Joe S.

Please-----Senator Dole is married to former Senator Robert Dole, miserably failed Repub candidate for POTUS, who as a Senator never met a tax increase he didn't like. He championed the special deal for a winery in CA to allow them to avoid inheritance taxes on approx $600 million in potential gains. Her final campaign ad was tacky & showed desperation on her part.

Anyone can call themselves conservative, I could name several names, but that doesn't mean they are. Their performance is where they show they are truly conservative.

You are not conservative if you can only talk about it, you must show through deed that in fact your are a true believer in limited government & fiscal responsibility.

BTW, her name does not appear on my list, but these do with their rating immediately following:

------------------------Defenders of Economic Freedom

-----Sen. Jim DeMint (R-SC)-----------------------100%
-----Sen. Tom Coburn (R-OK)-----------------------97%
-----Sen. Richard Burr (R-NC)-----------------------97%
-----Sen. Jon Kyl (R-AZ)----------------------------92%
-----Sen. James Imhofe (R-OK)----------------------91%
-----Sen. John Ensign (R-NV) -----------------------90%

Pretty short list, isn't it? & that's something the Repubs have to turn around or we will continue as a minority party for some time. Patrick's state did themselves proud.

AUH2O principles Rule

Now, how about those House members.

Hoosier
11-10-2008, 12:45 PM
Really?

I would venture a guess that over the course of our nation's history at least one person who has died in it's defense came from a family that, for whatever reason, did not pay taxes. I don't know about you, but I'd call that a vested interest.

What's next? You have to be a land owner to vote?

Been There Done That Regards,

Joe S.

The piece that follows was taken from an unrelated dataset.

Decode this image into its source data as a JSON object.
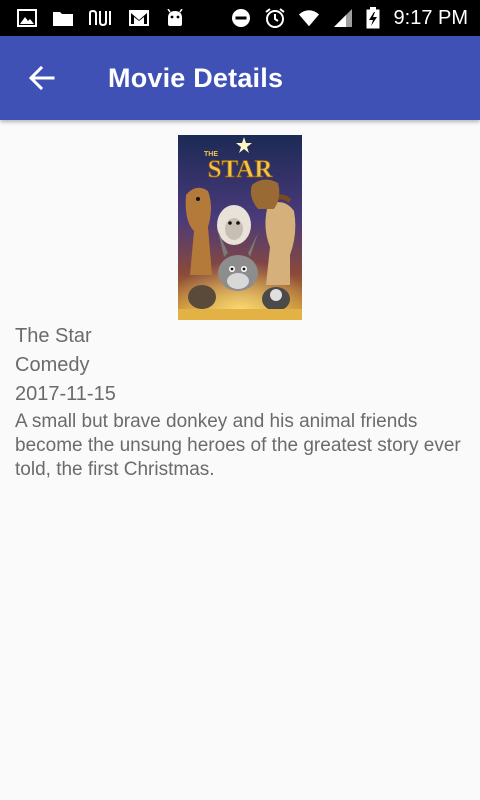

I personally come from a family that has a lot of non-tax payers in it. I really don't think I want people with that mentality determining the direction of the country. I think most of the people who would put that power in their hands hasn't been around much of it. My perspective comes from growing up in it and working my way out.